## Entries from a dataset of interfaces

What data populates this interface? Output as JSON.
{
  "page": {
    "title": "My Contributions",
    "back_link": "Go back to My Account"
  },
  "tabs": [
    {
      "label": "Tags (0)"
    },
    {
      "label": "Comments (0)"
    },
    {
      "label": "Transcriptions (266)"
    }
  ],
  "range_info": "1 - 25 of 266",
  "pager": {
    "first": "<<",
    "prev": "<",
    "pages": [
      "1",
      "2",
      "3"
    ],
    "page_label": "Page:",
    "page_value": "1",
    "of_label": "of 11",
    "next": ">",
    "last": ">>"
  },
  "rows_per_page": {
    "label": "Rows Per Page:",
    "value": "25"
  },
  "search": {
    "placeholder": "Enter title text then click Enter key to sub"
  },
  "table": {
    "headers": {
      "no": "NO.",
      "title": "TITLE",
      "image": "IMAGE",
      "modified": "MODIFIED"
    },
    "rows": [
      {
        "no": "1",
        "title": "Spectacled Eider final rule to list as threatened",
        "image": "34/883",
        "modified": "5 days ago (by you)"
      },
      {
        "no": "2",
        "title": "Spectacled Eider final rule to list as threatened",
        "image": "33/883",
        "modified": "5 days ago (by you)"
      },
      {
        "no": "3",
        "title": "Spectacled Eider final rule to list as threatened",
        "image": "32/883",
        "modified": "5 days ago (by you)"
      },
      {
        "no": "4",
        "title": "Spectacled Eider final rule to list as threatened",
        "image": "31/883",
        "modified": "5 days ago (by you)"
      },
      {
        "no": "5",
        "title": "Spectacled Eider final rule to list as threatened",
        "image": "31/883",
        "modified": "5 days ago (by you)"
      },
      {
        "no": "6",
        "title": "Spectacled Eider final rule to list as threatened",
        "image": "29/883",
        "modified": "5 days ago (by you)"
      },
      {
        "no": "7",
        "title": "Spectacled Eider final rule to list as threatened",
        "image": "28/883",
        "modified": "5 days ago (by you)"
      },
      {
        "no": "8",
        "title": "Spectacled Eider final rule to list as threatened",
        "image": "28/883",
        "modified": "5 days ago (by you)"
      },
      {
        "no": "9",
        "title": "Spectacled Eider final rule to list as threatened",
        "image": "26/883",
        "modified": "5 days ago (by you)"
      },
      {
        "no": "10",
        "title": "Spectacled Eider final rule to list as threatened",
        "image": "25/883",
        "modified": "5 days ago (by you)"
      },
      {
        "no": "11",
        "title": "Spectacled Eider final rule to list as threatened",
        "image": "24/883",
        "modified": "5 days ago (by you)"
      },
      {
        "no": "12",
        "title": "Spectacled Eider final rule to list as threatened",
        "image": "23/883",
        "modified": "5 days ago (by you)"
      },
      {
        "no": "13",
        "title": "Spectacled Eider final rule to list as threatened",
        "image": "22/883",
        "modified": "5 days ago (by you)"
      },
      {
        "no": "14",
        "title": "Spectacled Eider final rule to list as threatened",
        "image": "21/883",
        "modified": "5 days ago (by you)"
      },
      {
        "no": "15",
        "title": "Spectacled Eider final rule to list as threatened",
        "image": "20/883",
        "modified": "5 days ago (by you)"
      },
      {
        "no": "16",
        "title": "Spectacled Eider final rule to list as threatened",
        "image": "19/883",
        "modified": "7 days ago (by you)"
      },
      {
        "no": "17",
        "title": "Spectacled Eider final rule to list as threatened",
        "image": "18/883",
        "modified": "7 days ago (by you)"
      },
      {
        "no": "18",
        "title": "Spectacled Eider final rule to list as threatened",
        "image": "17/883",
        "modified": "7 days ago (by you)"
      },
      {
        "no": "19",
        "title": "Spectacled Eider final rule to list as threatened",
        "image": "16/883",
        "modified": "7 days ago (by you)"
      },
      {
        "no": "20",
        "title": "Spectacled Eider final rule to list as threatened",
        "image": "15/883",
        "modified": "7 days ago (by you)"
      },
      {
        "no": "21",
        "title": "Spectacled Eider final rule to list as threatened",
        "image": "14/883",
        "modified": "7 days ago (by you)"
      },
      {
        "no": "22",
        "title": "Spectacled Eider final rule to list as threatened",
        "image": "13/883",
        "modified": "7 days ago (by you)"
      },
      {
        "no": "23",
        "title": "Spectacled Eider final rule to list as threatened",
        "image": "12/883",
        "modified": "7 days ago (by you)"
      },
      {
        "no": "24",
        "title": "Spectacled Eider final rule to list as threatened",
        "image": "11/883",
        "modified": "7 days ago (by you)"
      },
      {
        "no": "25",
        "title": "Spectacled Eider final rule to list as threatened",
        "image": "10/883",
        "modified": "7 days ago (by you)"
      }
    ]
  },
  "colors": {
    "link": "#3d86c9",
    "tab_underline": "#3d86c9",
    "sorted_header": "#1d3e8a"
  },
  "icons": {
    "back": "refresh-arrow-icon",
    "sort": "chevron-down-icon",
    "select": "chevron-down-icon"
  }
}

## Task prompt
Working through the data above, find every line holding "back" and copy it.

## Output
    "back_link": "Go back to My Account"
    "back": "refresh-arrow-icon",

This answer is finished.